Available data —
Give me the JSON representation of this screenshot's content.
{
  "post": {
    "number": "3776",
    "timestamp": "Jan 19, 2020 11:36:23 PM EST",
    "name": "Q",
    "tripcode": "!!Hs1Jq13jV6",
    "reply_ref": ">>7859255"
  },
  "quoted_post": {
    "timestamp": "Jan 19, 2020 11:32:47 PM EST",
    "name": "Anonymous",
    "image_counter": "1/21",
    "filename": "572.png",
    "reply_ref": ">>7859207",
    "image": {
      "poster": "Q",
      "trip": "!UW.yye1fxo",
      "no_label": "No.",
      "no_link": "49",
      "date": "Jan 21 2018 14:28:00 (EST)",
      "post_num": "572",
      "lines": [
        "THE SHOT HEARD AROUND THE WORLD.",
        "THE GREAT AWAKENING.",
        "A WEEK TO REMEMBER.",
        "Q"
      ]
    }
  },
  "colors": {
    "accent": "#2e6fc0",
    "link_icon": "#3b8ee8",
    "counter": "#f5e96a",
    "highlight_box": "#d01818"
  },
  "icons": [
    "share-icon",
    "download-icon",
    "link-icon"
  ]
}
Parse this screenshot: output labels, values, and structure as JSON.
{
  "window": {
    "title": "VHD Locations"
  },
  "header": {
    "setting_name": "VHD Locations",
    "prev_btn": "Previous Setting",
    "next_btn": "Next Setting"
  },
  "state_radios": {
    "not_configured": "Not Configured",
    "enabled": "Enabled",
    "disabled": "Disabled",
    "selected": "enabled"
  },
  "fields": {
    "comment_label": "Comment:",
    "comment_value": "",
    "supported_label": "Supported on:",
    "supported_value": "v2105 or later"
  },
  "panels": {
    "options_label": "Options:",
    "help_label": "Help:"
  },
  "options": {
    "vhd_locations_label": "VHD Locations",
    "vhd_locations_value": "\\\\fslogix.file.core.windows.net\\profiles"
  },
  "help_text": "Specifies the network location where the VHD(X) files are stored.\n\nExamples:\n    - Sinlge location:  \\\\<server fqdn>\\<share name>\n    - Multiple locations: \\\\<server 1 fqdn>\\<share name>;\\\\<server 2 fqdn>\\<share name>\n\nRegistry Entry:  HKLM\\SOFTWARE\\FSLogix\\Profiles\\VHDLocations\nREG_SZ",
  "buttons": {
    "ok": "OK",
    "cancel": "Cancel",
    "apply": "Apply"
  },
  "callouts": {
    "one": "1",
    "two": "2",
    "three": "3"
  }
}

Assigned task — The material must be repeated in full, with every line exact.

Response to this exercise —
Give me the JSON representation of this screenshot's content.
{
  "post": {
    "number": "3776",
    "timestamp": "Jan 19, 2020 11:36:23 PM EST",
    "name": "Q",
    "tripcode": "!!Hs1Jq13jV6",
    "reply_ref": ">>7859255"
  },
  "quoted_post": {
    "timestamp": "Jan 19, 2020 11:32:47 PM EST",
    "name": "Anonymous",
    "image_counter": "1/21",
    "filename": "572.png",
    "reply_ref": ">>7859207",
    "image": {
      "poster": "Q",
      "trip": "!UW.yye1fxo",
      "no_label": "No.",
      "no_link": "49",
      "date": "Jan 21 2018 14:28:00 (EST)",
      "post_num": "572",
      "lines": [
        "THE SHOT HEARD AROUND THE WORLD.",
        "THE GREAT AWAKENING.",
        "A WEEK TO REMEMBER.",
        "Q"
      ]
    }
  },
  "colors": {
    "accent": "#2e6fc0",
    "link_icon": "#3b8ee8",
    "counter": "#f5e96a",
    "highlight_box": "#d01818"
  },
  "icons": [
    "share-icon",
    "download-icon",
    "link-icon"
  ]
}
Parse this screenshot: output labels, values, and structure as JSON.
{
  "window": {
    "title": "VHD Locations"
  },
  "header": {
    "setting_name": "VHD Locations",
    "prev_btn": "Previous Setting",
    "next_btn": "Next Setting"
  },
  "state_radios": {
    "not_configured": "Not Configured",
    "enabled": "Enabled",
    "disabled": "Disabled",
    "selected": "enabled"
  },
  "fields": {
    "comment_label": "Comment:",
    "comment_value": "",
    "supported_label": "Supported on:",
    "supported_value": "v2105 or later"
  },
  "panels": {
    "options_label": "Options:",
    "help_label": "Help:"
  },
  "options": {
    "vhd_locations_label": "VHD Locations",
    "vhd_locations_value": "\\\\fslogix.file.core.windows.net\\profiles"
  },
  "help_text": "Specifies the network location where the VHD(X) files are stored.\n\nExamples:\n    - Sinlge location:  \\\\<server fqdn>\\<share name>\n    - Multiple locations: \\\\<server 1 fqdn>\\<share name>;\\\\<server 2 fqdn>\\<share name>\n\nRegistry Entry:  HKLM\\SOFTWARE\\FSLogix\\Profiles\\VHDLocations\nREG_SZ",
  "buttons": {
    "ok": "OK",
    "cancel": "Cancel",
    "apply": "Apply"
  },
  "callouts": {
    "one": "1",
    "two": "2",
    "three": "3"
  }
}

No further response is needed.